Indoor air quality in hospitals
Hospitals and health care facilities must comply with ASHRAE and other regulatory standards with respect to air change rates, humidity requirements, and pressurization. ASHRAE Standard 62.1 is the most commonly referenced standard to meet appropriate HVAC system design. Other factors to consider include the use of UV light to reduce hospital-acquired infections, unique air requirements, and outdoor air systems.
- Understand what defines indoor air quality (IAQ).
- Learn why IAQ is an important factor in hospitals and health care facilities.
- Learn what methods may be employed to improve IAQ.
Indoor air quality (IAQ) encompasses a wide variety of factors: temperature, humidity, quantity, presence of chemicals and other contaminants, and the quality of outdoor air brought inside are typical metrics used to define IAQ. The concept of IAQ is especially important with regard to the environments within hospitals and other health care facilities. The patients within the facility and the staff caring for those patients are all directly impacted by the quality of air in the building. IAQ is also a component of sustainable concepts that are incorporated into the design of such facilities. Improved IAQ is a viable goal for overall improvements in building occupant satisfaction at hospitals and other health care facilities.
Patients are the sole reason hospitals and health care facilities are in business. Hospitals have been traced back as far as ancient Egypt and Greece, where temples to Asclepius—the Greek god of medicine, healing, rejuvenation, and physicians—were created to offer medical advice, discussion, understanding of afflictions, and methods to heal those afflictions. In fact, the “rod of Asclepius,” which is a staff with a snake wrapped around it, is still used as the symbol of medicine to this day. Patient safety and comfort are the top priority of any health care organization.
Medicare and Medicaid account for 55% of all care provided by hospitals, and nonprofit hospitals are required to accept Medicare and Medicaid reimbursement benefits. In 2008, the Centers for Medicare and Medicaid Services (CMS) refused to offer reimbursement for some nosocomial infections (infections that were acquired in a hospital), which had a direct impact on the finances of health care organizations. In 2012, they included additional nosocomial infections to the list of maladies that would not qualify for reimbursement. Patient comfort is reflected in hospital ratings such as Press Ganey Survey rankings and the Hospital Consumer Assessment of Health care Providers and Systems (HCAHPS). Such patient-satisfaction survey results also directly impact the funding CMS provides to health care organizations.
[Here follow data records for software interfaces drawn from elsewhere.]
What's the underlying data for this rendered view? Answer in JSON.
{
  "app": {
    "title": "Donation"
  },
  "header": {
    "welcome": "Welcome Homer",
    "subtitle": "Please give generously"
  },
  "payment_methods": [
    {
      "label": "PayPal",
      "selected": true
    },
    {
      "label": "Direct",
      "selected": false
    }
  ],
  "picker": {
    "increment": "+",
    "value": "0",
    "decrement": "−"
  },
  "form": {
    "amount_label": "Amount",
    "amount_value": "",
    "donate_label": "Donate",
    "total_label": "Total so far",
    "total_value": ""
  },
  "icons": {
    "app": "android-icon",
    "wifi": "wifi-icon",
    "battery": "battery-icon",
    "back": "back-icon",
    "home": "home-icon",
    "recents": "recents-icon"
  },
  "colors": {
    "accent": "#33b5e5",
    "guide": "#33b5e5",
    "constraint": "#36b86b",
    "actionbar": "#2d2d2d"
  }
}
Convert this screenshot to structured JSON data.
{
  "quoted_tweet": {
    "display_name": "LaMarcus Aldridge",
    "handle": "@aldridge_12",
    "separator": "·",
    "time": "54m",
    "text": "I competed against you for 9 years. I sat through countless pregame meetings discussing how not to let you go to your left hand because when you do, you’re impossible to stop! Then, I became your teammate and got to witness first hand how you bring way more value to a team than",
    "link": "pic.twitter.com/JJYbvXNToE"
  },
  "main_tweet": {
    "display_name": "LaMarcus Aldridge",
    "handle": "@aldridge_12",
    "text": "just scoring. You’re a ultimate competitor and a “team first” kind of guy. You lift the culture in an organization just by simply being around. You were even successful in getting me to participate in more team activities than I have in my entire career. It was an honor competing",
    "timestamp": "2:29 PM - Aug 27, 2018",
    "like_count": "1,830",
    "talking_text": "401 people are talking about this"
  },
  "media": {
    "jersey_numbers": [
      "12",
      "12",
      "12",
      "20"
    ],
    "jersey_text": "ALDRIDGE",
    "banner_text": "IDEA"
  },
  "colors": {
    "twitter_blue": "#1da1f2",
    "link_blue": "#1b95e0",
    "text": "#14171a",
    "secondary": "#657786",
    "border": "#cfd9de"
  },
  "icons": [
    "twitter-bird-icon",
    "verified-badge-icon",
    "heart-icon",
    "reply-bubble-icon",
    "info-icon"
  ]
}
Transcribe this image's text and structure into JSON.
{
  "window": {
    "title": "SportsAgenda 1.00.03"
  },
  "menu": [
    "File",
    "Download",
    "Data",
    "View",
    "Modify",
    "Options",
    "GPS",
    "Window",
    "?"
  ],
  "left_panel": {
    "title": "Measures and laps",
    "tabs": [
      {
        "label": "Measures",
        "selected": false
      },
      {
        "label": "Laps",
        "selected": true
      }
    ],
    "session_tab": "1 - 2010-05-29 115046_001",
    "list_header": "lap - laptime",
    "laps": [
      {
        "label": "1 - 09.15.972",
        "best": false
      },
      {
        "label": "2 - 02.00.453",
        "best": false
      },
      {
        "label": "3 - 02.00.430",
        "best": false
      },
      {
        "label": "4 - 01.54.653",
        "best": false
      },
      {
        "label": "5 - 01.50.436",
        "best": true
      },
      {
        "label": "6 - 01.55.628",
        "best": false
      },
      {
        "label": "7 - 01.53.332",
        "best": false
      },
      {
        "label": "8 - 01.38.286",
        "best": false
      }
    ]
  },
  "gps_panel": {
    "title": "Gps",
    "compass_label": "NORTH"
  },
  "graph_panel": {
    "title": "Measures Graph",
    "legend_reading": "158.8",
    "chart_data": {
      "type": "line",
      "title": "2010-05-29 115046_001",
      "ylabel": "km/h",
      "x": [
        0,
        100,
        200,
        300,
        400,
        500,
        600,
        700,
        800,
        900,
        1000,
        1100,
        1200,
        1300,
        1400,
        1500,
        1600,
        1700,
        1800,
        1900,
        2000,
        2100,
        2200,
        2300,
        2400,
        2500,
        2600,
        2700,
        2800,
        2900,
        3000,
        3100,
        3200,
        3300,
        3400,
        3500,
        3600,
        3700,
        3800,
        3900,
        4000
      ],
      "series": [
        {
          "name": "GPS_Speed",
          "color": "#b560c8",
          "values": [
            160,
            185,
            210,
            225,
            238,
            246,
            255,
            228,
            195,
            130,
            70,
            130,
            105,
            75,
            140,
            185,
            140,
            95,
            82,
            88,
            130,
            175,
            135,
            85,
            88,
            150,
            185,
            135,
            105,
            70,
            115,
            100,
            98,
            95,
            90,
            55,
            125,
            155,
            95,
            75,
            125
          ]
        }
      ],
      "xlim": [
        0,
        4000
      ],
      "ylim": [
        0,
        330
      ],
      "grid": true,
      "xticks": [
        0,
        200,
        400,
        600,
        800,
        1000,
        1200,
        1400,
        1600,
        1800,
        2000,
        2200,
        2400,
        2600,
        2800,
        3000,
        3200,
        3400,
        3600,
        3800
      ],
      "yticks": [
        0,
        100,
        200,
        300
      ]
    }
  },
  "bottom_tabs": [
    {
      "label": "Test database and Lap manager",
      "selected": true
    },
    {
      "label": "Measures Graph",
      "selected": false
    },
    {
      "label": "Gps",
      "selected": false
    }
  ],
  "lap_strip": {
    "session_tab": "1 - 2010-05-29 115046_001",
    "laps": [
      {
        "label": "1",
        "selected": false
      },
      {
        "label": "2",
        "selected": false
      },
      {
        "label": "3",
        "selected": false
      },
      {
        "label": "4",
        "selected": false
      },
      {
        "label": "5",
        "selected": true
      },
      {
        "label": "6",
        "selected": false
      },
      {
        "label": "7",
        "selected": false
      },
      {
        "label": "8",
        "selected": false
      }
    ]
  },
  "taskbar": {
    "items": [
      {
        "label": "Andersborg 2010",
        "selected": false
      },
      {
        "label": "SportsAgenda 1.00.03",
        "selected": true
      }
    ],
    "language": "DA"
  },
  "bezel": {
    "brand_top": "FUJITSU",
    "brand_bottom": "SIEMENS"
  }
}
As a result, hospitals and other health care facilities have focused on measures to reduce their nosocomial infections and increase patient comfort, with IAQ being one of the components.
The staff is just as important as patients to the viability of health care organizations. Staff for these organizations is comprised of the doctors, nurses, housekeeping, maintenance, administration, etc. The indoor environment impacts the productivity, morale, health, and welfare—and ultimately retention of a facility’s workforce. In a study by Lawrence Berkeley National Laboratory, for instance, they found that improved IAQ improves worker productivity by 0.5% to 5%—a national workforce impact of $20 billion to $200 billion. These impacts provide health care organizations the incentive to improve the environment for their workers, and once again IAQ is part of that equation.
Hospitals and health care facilities look to sustainable design concepts to reduce energy consumption and to generally try to represent good stewards of the environment. Additionally, several municipalities and other governmental agencies actually require U.S. Green Building Council LEED certification or LEED-equivalent design efforts for all buildings—including hospitals—under their jurisdictions. The 2003 Commercial Building Energy Consumption Survey (CBECS) identifies that hospitals spend 10 times more on energy use on a per-building basis than other building types—to the tune of $8.8 billion in energy costs per year. A figure this daunting provides a sizeable target for health care facilities to focus on to reduce costs. Anomalies in an updated CBECS in 2007 led to a revised study in 2012. The results of the 2012 CBECS are expected to be released at the end of 2015, but there certainly still are savings to be pursued.
Detriments to IAQ
To improve IAQ, engineers and designers must understand the components that can impact it. For health care facilities, these components typically fall into four major categories: the patients, the staff, the building, and the outdoor environment. By looking at each of these categories in depth, designers can develop methodology to ensure detriments to IAQ are addressed and minimized.
Patients may be one of the main reasons to improve IAQ, but they also are a considerable source of air contaminants. The patients are at these facilities because of various health concerns, which can include infections, viruses, and other diseases. Patient coughing can introduce contaminants into the air and onto adjacent surfaces. Bodily fluids as a result of wounds, infections, incontinence, and other reasons can be transferred from the patient to clothing, bedding, and other surfaces. Wounds and other infections and diseases, as well as various medical procedures, can introduce objectionable odors into the air.
Facility staff is typically in immediate contact with all of the contaminants identified as being generated by the patient. Hand-washing, the use of gloves, and the proper disposal of soiled gloves, bandages, and dressings are important components of a facility’s hygiene protocol that, when not followed, introduce the potential to spread the contaminants generated by the patient. A facility’s staff doesn’t just include those with direct patient interaction. Housekeeping employees responsible for keeping the building clean is another source of IAQ contaminants based on their methods and use of chemicals for cleaning and disinfecting. Carting of trash and other waste products can offer a source of particulate contamination to the air if the waste is not covered properly. The chemicals used for cleaning can introduce objectionable odors into the indoor environment. If the cleaned surfaces don’t dry properly, they can provide an opportunity for mold growth.
The building itself can offer other sources detrimental to good IAQ. The ductwork used to distribute air throughout the facility can become dirty over time and trap various contaminants such as dust, dirt, and even biological organisms. Moisture from HVAC humidification can condense within the duct system. Moisture can also seep into various building components from breaches in the building envelope, concealed leaks, or even overspray from the cleaning process. This moisture can instigate mold growth over time, which is often undetected until the problem becomes substantial. Even the transportation of dirty linens throughout the building can present a detriment to IAQ.
Outdoor air, on the surface, would hardly seem to be considered a potential detriment to IAQ. While outdoor air is introduced into buildings to freshen the IAQ, its ability to actually improve it is dependent on the conditions of the air and from where it is drawn. Vehicle traffic and emergency-generator exhaust are two very common contaminants that can be drawn in with the outdoor air. Keeping in mind that IAQ also comprises temperature and humidity, too much hot, humid air that exceeds the building’s air-handling systems’ capabilities to condition it will result in temperature and humidity within the building that are outside of the desired range. Insufficient (where not enough filtering is provided) or deficient (where filters have not been properly replaced when necessary) filtration within the air-handling systems also offer the opportunity for various contaminants to be distributed via the airstreams throughout the building.